            "character needs to reach her wounded friend BUT she falls into a snare"

            Or like this:

            "character needs to get to his best friend's wedding BUT he gets pulled over for             speeding."

Plenty of great books have been written in this style. But plenty of novels do not work through a string of clearly identifiable goals and disasters. If you read a few pages from The Perks of Being a Wallflower or Where Things Come Back, you'll encounter narrators who seem to meander, talking about their friends and families and favorite books, weaving a story through a process of subtle accumulation rather than scene after straightforward scene.

If every writer subscribed to the goal + disaster scenario of novel-writing, we would not have The Edge of the Alphabet or Near to the Wild Heart. We would not have Holden Caulfield. The goal + disaster pattern lends itself well to a certain kind of narrator and a certain kind of story, but not to every narrator and every story.

Advice: "Conflict on every page."

When You Should Ignore It:

After reading this sort of advice, it can be tempting to fire off a novel that consists of nothing but characters arguing, falling into snares, and experiencing setback after crushing setback. There is no time for self-indulgent things like description and philosophy and character development—on to the next flight of poison arrows!

Novels need to breathe. What would Life of Pi be without its discussions of zoo animals and swimming pools? What would Infinite Jest be without its digressions on just about everything? Great novels have a richness and texture that come from more than just conflict, conflict, conflict in its most obvious sense. Tension can be created in all sorts of ways, on all sorts of timelines. The literal, "conflict-as-plot-setback" technique is not the only one—nor should it be.

Advice: "Raise the stakes."

When You Should Ignore It:

Sometimes, we use so-called high stakes situations to distract readers from a weakness in our writing.

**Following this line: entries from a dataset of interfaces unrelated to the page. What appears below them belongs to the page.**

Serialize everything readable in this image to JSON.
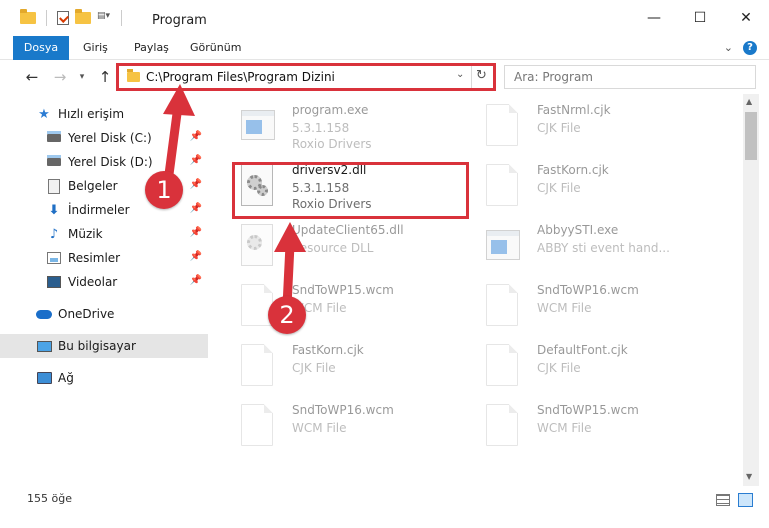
{
  "window": {
    "title": "Program",
    "minimize": "—",
    "maximize": "☐",
    "close": "✕"
  },
  "ribbon": {
    "tabs": [
      "Dosya",
      "Giriş",
      "Paylaş",
      "Görünüm"
    ],
    "collapse": "⌄",
    "help": "?"
  },
  "nav": {
    "address": "C:\\Program Files\\Program Dizini",
    "search_placeholder": "Ara: Program"
  },
  "sidebar": {
    "items": [
      {
        "label": "Hızlı erişim",
        "icon": "star-icon"
      },
      {
        "label": "Yerel Disk (C:)",
        "icon": "disk-icon"
      },
      {
        "label": "Yerel Disk (D:)",
        "icon": "disk-icon"
      },
      {
        "label": "Belgeler",
        "icon": "documents-icon"
      },
      {
        "label": "İndirmeler",
        "icon": "download-icon"
      },
      {
        "label": "Müzik",
        "icon": "music-icon"
      },
      {
        "label": "Resimler",
        "icon": "pictures-icon"
      },
      {
        "label": "Videolar",
        "icon": "video-icon"
      },
      {
        "label": "OneDrive",
        "icon": "cloud-icon"
      },
      {
        "label": "Bu bilgisayar",
        "icon": "computer-icon"
      },
      {
        "label": "Ağ",
        "icon": "network-icon"
      }
    ]
  },
  "files": [
    {
      "name": "program.exe",
      "line1": "5.3.1.158",
      "line2": "Roxio Drivers"
    },
    {
      "name": "FastNrml.cjk",
      "line1": "CJK File",
      "line2": ""
    },
    {
      "name": "driversv2.dll",
      "line1": "5.3.1.158",
      "line2": "Roxio Drivers"
    },
    {
      "name": "FastKorn.cjk",
      "line1": "CJK File",
      "line2": ""
    },
    {
      "name": "UpdateClient65.dll",
      "line1": "Resource DLL",
      "line2": ""
    },
    {
      "name": "AbbyySTI.exe",
      "line1": "ABBY sti event hand...",
      "line2": ""
    },
    {
      "name": "SndToWP15.wcm",
      "line1": "WCM File",
      "line2": ""
    },
    {
      "name": "SndToWP16.wcm",
      "line1": "WCM File",
      "line2": ""
    },
    {
      "name": "FastKorn.cjk",
      "line1": "CJK File",
      "line2": ""
    },
    {
      "name": "DefaultFont.cjk",
      "line1": "CJK File",
      "line2": ""
    },
    {
      "name": "SndToWP16.wcm",
      "line1": "WCM File",
      "line2": ""
    },
    {
      "name": "SndToWP15.wcm",
      "line1": "WCM File",
      "line2": ""
    }
  ],
  "status": {
    "count": "155 öğe"
  },
  "annotations": {
    "badge1": "1",
    "badge2": "2",
    "color": "#d9323b"
  }
}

The protagonist's voice isn't working and the plot is unoriginal, but hey, there's a meteor hurtling towards earth and we're all going to die!

Most people can make a car crash or an invasion of enemy warlords exciting, but some of the most beautiful and interesting novels manage to create devastatingly high stakes in tending an apple orchard or trying on a pair of shoes. Alternatively, a novel can show the emptiness and confusion of a world in which there are no stakes—in which goals and their achievement are themselves an ambiguous and problematic terrain. The thing at stake may not be the lives of millions or the outcome of a war, but a worldview or question of existence.


There are millions of ways of writing novels, but the vast majority of writing advice applies to only a handful of common techniques. You won't find a blog post or magazine article that teaches you how to write The Tiger's Wife or Look At Me or House of Leaves; this is the problem with reading too much writing advice as opposed to conducting your own studies of actual novels you admire.

This post isn't to say that the novel-writing advice in books and on the internet is useless or wrong; but neither should we let it blind us to the infinite possibilities of form and structure, or make us adhere to patterns and formulas that may not be appropriate for our own particular projects. Would you look to an auto-repair handbook for instructions on tuning a cello? Why expect any and every piece of novel advice to apply to your story and writing style?

Trust yourself. Take risks. Be curious. Above all, don't let anyone fool you into thinking you need to treat your cello like a Toyota.